Life and the work of recursion
- To recurse
- To perform the same sequence of operations on successive results. To repeat a process whose output at each stage is applied as input in the succeeding stage.
Actions that verbs indicate recurse, they work recurrently, repeatedly, continuously for a time through successive instances of themselves, shaping their outcome in the light of prior results. Hence "it ain't over 'till it's over." Verbs denote a process, a sequence that unfolds or recurs in time, comprising the recursive reiteration of its constituent operations. People often examine recursion in a rather abstract ways by studying how recursion works in special domains like language, mathematics, computer science, as well as art and music.
I think recursion operates fundamentally as a biological phenomenon, a key to embodying cognition, something close to the essential process of life through the cycles of death and reproduction. The world of matter and energy has numerous repetitive phenomena, but they are not recursive. In the physical world some processes maintain themselves for a time. Under the right conditions, they form, then sustain themselves as long as the conditions last, and then they expire. Perhaps life began when some natural cycle of repetition became recursive. Life, living processes, seem to have been self-sustaining physico-chemical process that acquired recursive capability, the power to call forth a new instance of itself before expiring. However the living origins of life came about, life has continued, life continues, and life will continue despite the mortality of its constituent members, and even more, by virtue of it. It has continued to maintain itself through cellular division and eventually through sexual reproduction. Despite the mortality of every instance of life, life itself defies mortality.
An interesting literature on recursion has developed, although I think work on various forms of recursion such as computer-based artificial life generally proceed by relying on recursion but saying little about what must take place in the recursive cycles to properly say that the process lives. How should observers distinguish between actions that maintain a process and those indicate the self-maintenance of the process? Douglas Hofstadter's large but impressionistic work, Gödel, Escher, and Bach: An Eternal Golden Braid (20 Anniversary edition, 1999) did a great deal to bring thinking about recursion beyond the confines of computer science, mathematics, and linguistics. The Recursive Mind: The Origins of Human Language, Thought, and Civilization by Michael C. Corballis (Updated ed., 2014) provides an excellent recent survey emphasizing the development and importance of the recursive power of language.

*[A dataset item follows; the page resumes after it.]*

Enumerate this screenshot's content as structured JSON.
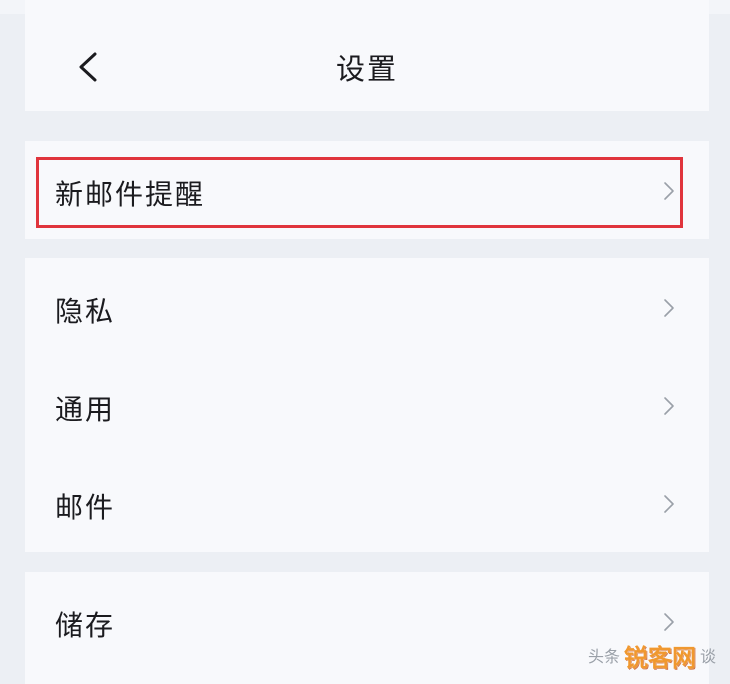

In a highly speculative mood, I wonder whether time itself constitutes an encompassing recursive function by which the universe, natural and vital, continually calls up a new instance of itself? But only time will tell.